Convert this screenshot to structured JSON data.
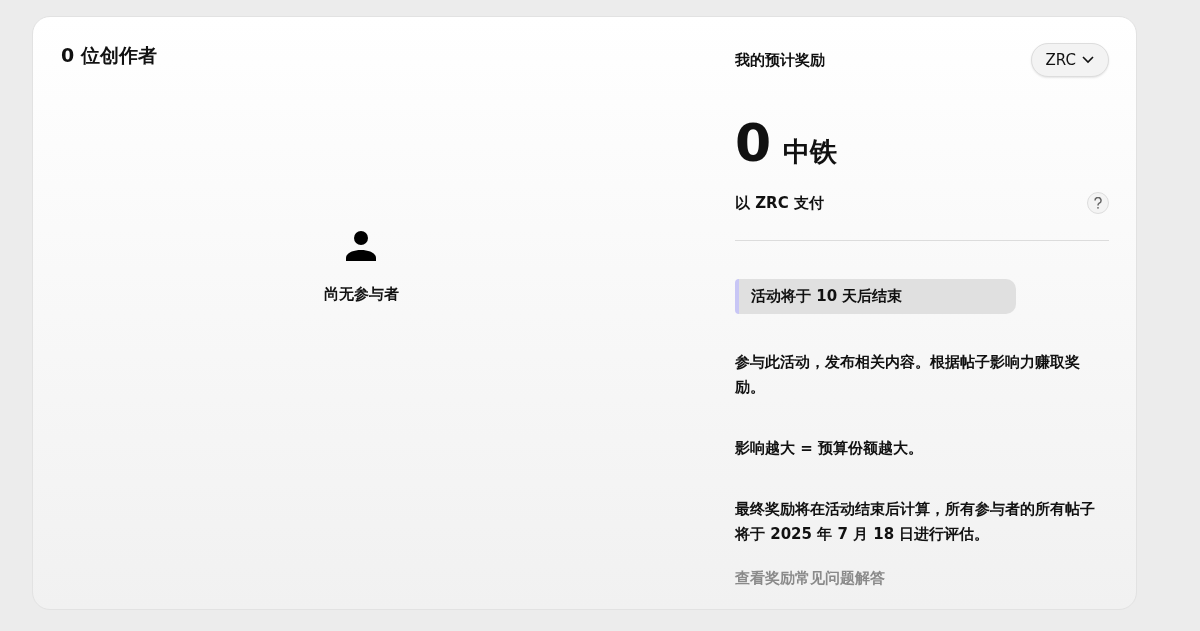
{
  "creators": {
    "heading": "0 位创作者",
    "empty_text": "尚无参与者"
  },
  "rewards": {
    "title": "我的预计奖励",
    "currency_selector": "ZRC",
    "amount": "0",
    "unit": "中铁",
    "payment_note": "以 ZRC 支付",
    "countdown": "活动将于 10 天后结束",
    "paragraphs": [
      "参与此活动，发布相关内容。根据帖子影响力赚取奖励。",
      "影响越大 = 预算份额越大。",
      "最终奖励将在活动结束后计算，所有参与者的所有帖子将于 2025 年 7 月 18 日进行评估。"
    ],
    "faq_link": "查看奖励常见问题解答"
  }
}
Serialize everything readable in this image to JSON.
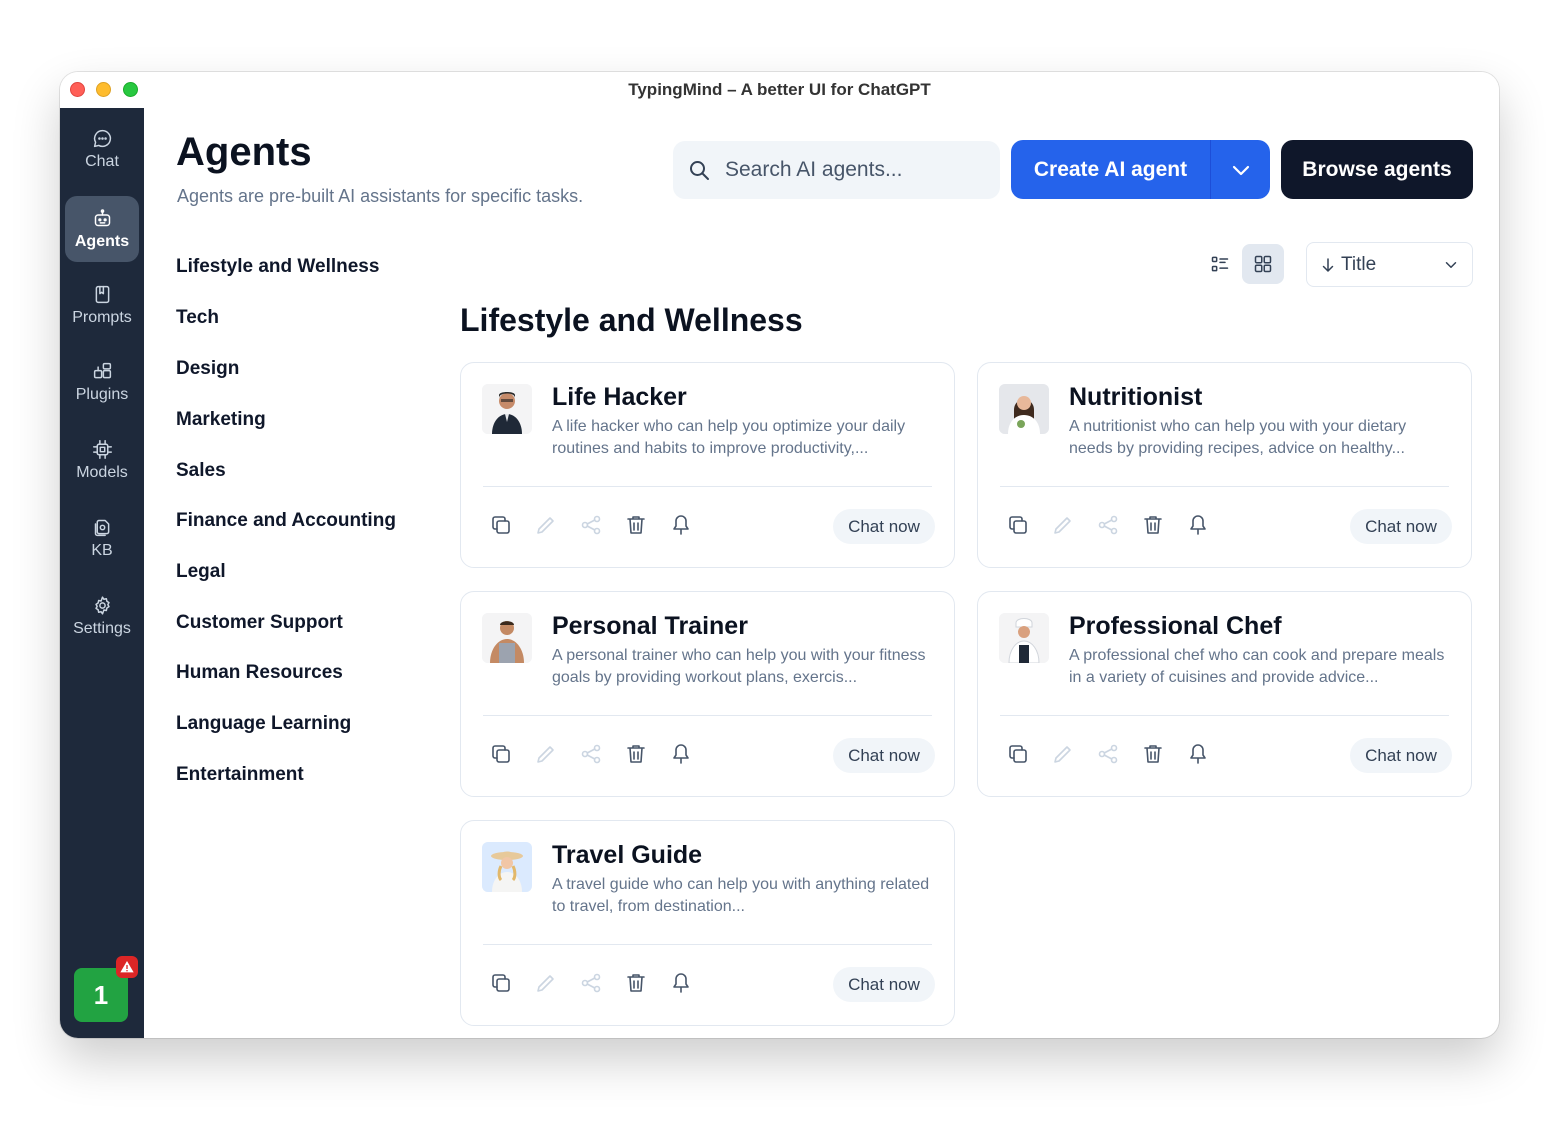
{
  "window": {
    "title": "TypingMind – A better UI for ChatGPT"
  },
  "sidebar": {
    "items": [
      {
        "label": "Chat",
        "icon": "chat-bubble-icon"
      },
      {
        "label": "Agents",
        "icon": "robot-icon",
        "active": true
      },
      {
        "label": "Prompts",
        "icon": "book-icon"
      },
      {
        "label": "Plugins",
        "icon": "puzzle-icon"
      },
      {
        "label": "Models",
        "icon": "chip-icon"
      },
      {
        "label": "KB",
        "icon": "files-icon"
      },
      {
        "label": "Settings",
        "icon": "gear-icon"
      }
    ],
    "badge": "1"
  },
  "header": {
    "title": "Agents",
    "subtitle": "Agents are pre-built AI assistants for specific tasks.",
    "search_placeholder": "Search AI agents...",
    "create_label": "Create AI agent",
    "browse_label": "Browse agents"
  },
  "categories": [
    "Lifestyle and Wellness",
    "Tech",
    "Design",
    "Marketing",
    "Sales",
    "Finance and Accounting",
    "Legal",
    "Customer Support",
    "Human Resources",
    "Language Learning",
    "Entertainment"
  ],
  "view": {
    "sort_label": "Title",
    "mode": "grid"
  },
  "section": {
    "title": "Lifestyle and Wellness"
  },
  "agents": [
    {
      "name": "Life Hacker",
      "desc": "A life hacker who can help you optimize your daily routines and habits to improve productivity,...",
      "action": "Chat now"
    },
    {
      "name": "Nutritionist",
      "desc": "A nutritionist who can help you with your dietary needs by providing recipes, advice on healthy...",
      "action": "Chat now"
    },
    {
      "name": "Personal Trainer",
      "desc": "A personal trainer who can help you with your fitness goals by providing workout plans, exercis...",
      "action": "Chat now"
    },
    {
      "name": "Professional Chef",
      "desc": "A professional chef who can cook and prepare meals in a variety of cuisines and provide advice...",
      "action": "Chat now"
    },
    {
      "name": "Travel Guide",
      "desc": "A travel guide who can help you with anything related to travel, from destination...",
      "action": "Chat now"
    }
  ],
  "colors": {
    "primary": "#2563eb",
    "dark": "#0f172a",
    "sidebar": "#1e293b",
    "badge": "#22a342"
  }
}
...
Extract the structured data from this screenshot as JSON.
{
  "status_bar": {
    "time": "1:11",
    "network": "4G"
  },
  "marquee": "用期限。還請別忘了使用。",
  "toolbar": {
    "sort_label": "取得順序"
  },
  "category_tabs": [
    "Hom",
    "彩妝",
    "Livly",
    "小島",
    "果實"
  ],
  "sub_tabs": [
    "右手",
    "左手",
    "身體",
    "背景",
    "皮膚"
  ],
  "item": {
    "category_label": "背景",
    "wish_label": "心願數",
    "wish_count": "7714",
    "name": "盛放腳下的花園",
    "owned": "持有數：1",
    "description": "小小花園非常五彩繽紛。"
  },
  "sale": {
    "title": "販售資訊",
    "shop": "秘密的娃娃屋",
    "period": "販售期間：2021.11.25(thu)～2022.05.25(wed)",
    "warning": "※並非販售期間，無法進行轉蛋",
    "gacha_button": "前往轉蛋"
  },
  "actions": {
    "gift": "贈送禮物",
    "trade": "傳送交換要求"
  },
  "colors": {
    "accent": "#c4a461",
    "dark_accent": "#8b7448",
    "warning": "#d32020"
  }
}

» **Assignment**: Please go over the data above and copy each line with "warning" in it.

» **Your response**:
    "warning": "※並非販售期間，無法進行轉蛋",
    "warning": "#d32020"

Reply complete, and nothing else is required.